A difficult, if not impossible, weaning. To cope with the energy shortage and the resulting power cuts, Beijing has forced its national coal champions to significantly increase their production rate. The objective is ambitious, since we're talking about an effort of nearly 100 million tons of coal, which must be achieved by the end of the year. This minimalist timeframe speaks volumes about China's difficulties in meeting its electricity demand in the coming months.
Complicating China's task, however, is the capricious weather, which is currently hitting some of its coal-producing provinces hard with torrential rains and flooding.

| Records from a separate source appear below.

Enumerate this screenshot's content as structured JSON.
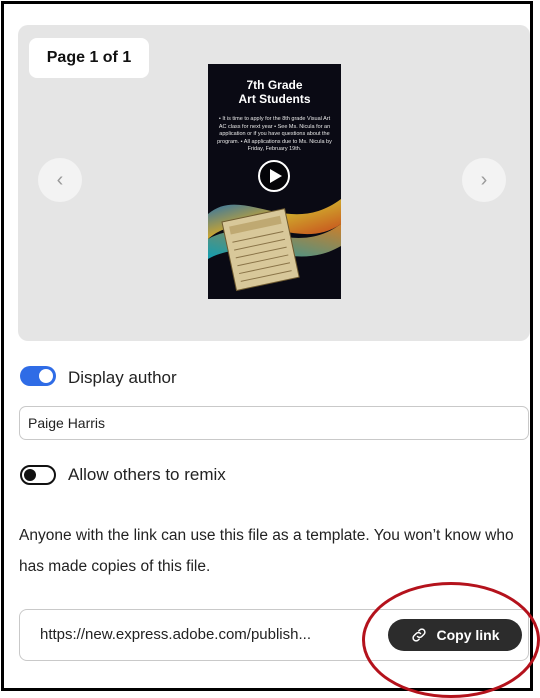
{
  "preview": {
    "page_indicator": "Page 1 of 1",
    "thumbnail": {
      "title_line1": "7th Grade",
      "title_line2": "Art Students",
      "body": "• It is time to apply for the 8th grade Visual Art AC class for next year • See Ms. Nicula for an application or if you have questions about the program. • All applications due to Ms. Nicula by Friday, February 19th."
    }
  },
  "display_author": {
    "label": "Display author",
    "enabled": true
  },
  "author_name": {
    "value": "Paige Harris"
  },
  "allow_remix": {
    "label": "Allow others to remix",
    "enabled": false
  },
  "description": "Anyone with the link can use this file as a template. You won’t know who has made copies of this file.",
  "share_link": {
    "url": "https://new.express.adobe.com/publish...",
    "copy_label": "Copy link"
  },
  "colors": {
    "accent": "#2f6ce6",
    "button_dark": "#2c2c2c",
    "annotation_red": "#b4121c"
  }
}
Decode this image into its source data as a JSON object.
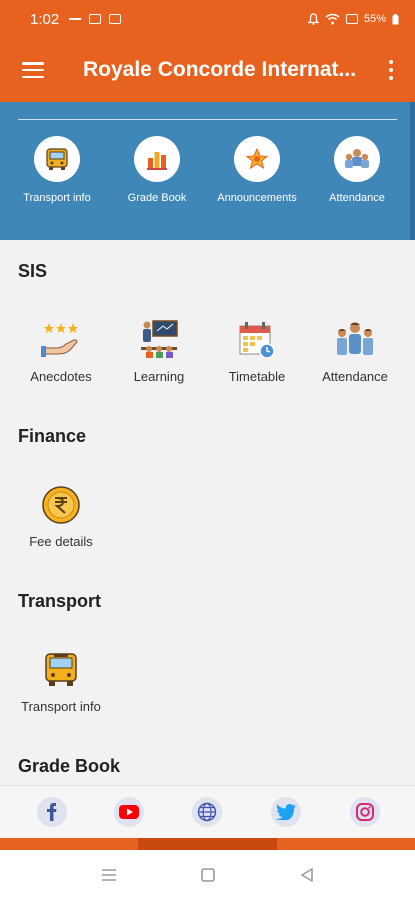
{
  "status_bar": {
    "time": "1:02",
    "battery": "55%"
  },
  "app_bar": {
    "title": "Royale Concorde Internat..."
  },
  "quick_links": [
    {
      "label": "Transport info",
      "icon": "bus-icon"
    },
    {
      "label": "Grade Book",
      "icon": "grade-book-icon"
    },
    {
      "label": "Announcements",
      "icon": "star-icon"
    },
    {
      "label": "Attendance",
      "icon": "students-icon"
    }
  ],
  "sections": {
    "sis": {
      "title": "SIS",
      "items": [
        {
          "label": "Anecdotes",
          "icon": "rating-hand-icon"
        },
        {
          "label": "Learning",
          "icon": "teacher-board-icon"
        },
        {
          "label": "Timetable",
          "icon": "calendar-clock-icon"
        },
        {
          "label": "Attendance",
          "icon": "students-icon"
        }
      ]
    },
    "finance": {
      "title": "Finance",
      "items": [
        {
          "label": "Fee details",
          "icon": "rupee-coin-icon"
        }
      ]
    },
    "transport": {
      "title": "Transport",
      "items": [
        {
          "label": "Transport info",
          "icon": "bus-icon"
        }
      ]
    },
    "grade_book": {
      "title": "Grade Book"
    }
  },
  "social_links": [
    {
      "name": "facebook-icon",
      "color": "#3b5998"
    },
    {
      "name": "youtube-icon",
      "color": "#ff0000"
    },
    {
      "name": "globe-icon",
      "color": "#3f51b5"
    },
    {
      "name": "twitter-icon",
      "color": "#1da1f2"
    },
    {
      "name": "instagram-icon",
      "color": "#d62976"
    }
  ],
  "colors": {
    "primary": "#e8621f",
    "quick_bar": "#3f87b9"
  }
}
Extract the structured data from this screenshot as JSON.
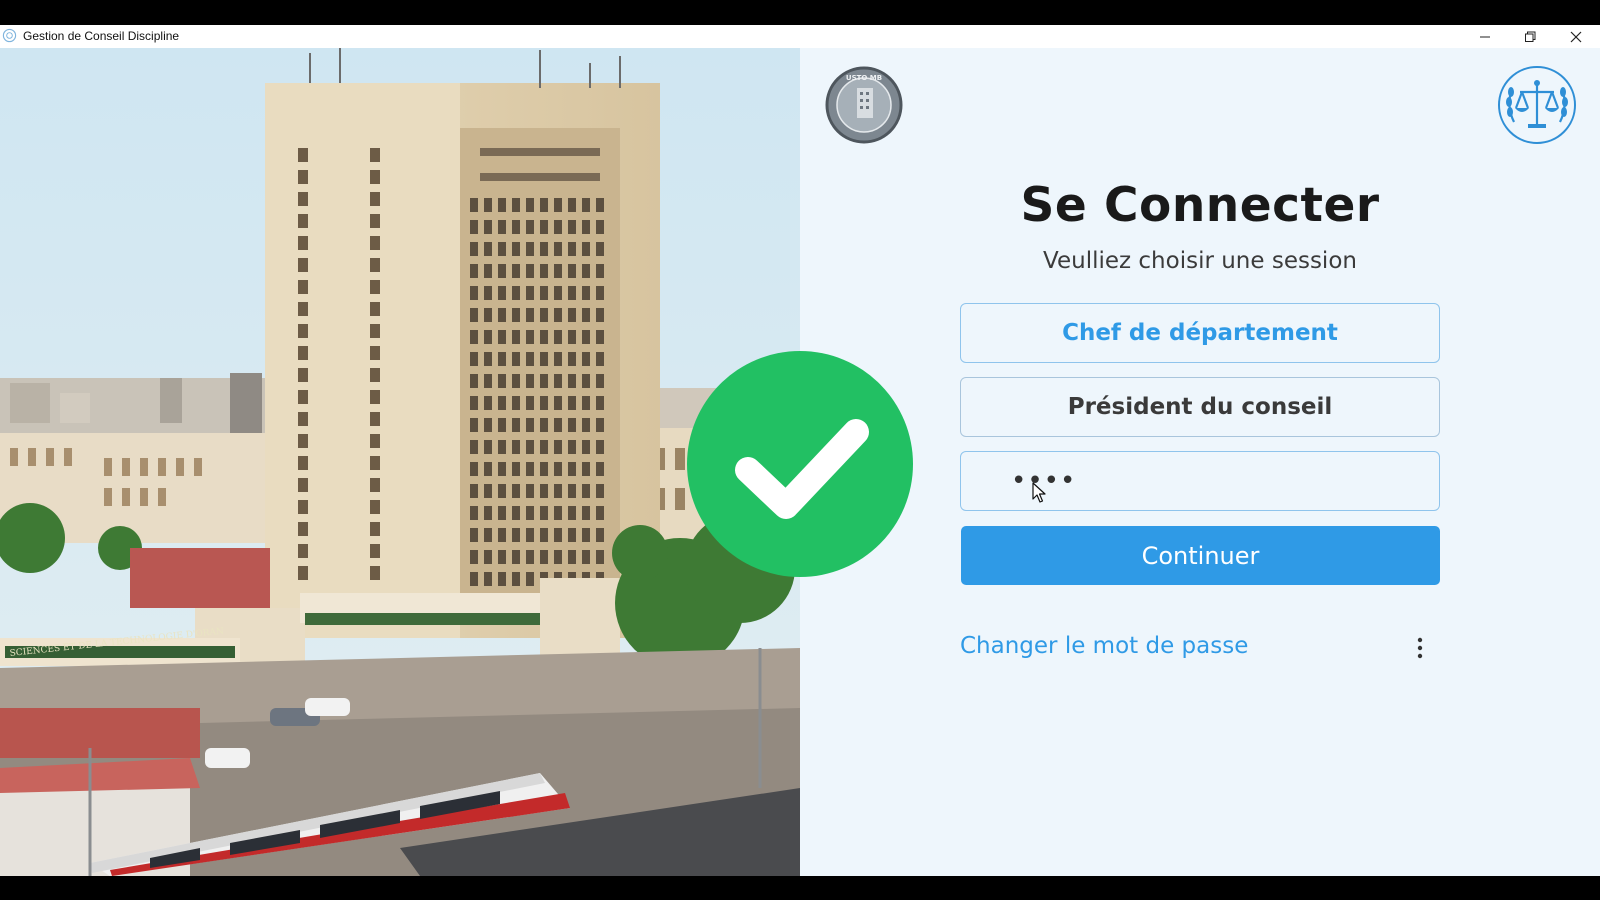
{
  "window": {
    "title": "Gestion de Conseil Discipline",
    "icon": "app-logo-icon",
    "controls": [
      "minimize-icon",
      "maximize-icon",
      "close-icon"
    ]
  },
  "photo": {
    "description_icon": "university-building-photo",
    "banner_text": "SCIENCES ET DE LA TECHNOLOGIE D'ORAN"
  },
  "logos": {
    "left_text": "USTO MB",
    "right": "scales-of-justice-icon"
  },
  "login": {
    "heading": "Se Connecter",
    "subheading": "Veulliez choisir une session",
    "session_options": [
      "Chef de département",
      "Président du conseil"
    ],
    "password_value": "••••",
    "continue_label": "Continuer",
    "change_password_label": "Changer le mot de passe"
  },
  "overlay": {
    "icon": "checkmark-icon",
    "color": "#22c063"
  },
  "colors": {
    "accent": "#2f9ae6",
    "panel_bg": "#eef6fc",
    "heading": "#1a1a1a"
  }
}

As a result, several dozen mines are shut down or idling, pushing prices to new highs. The national benchmark set a new record at more than 1,500 yuan per ton.
Another snowball effect. In the (large) family of collateral victims of exploding energy prices, two weeks ago I discussed the surge in fertilizer prices, which are going from bad to worse due to a fall in supply. Today I bring you a new member, zinc, which this week set an annual high of USD 3,400, a level not seen since 2018. As with fertilizer, energy-intensive industries are feeling the brunt of soaring energy prices. Nyrstar, one of the world's largest zinc producers, has announced plans to cut production by up to 50% at its three European smelters from today.

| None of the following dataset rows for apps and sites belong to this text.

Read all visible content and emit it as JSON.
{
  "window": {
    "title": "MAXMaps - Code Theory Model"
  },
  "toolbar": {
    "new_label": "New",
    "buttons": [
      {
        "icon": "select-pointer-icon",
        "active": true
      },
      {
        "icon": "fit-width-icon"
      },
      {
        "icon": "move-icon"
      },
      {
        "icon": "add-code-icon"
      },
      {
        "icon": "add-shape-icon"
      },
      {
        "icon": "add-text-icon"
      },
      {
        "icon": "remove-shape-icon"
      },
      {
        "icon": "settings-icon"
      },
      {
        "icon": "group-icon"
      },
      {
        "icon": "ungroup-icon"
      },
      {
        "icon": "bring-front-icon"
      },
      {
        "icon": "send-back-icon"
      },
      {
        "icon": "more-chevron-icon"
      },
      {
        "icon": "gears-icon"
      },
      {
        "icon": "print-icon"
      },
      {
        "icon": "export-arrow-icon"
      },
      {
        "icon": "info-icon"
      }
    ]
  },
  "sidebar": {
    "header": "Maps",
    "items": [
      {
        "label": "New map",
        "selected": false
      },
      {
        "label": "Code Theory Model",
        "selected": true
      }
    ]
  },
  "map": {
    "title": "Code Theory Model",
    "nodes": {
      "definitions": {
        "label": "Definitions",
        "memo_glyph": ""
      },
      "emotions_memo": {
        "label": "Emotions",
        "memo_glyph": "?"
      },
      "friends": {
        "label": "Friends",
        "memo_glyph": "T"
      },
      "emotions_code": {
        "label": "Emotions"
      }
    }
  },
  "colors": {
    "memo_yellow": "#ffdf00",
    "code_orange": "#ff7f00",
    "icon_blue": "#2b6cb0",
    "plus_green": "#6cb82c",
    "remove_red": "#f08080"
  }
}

In the longer term, the International Lead and Zinc Study Group estimated in its latest publication that the zinc market should remain in surplus next year. However, this surplus is expected to decline from 217,000 tonnes to 44,000 tonnes by 2022.
Beware of sleeping dogs. Despite inflationary pressures, betting on gold in 2021 is not the best idea for the time being. Down nearly 7% since January 1, it is clear that the gold metal is not participating in the commodity rally. Despite inflation expectations pointing upwards, real rates remain at the bottom. A phenomenon that could eventually restore the reputation of the barbarian relic.
Trends in the price of gold in USD (left-hand scale) and in the US 10-year real rate (right-hand scale) - source: US Treasury, World Gold Council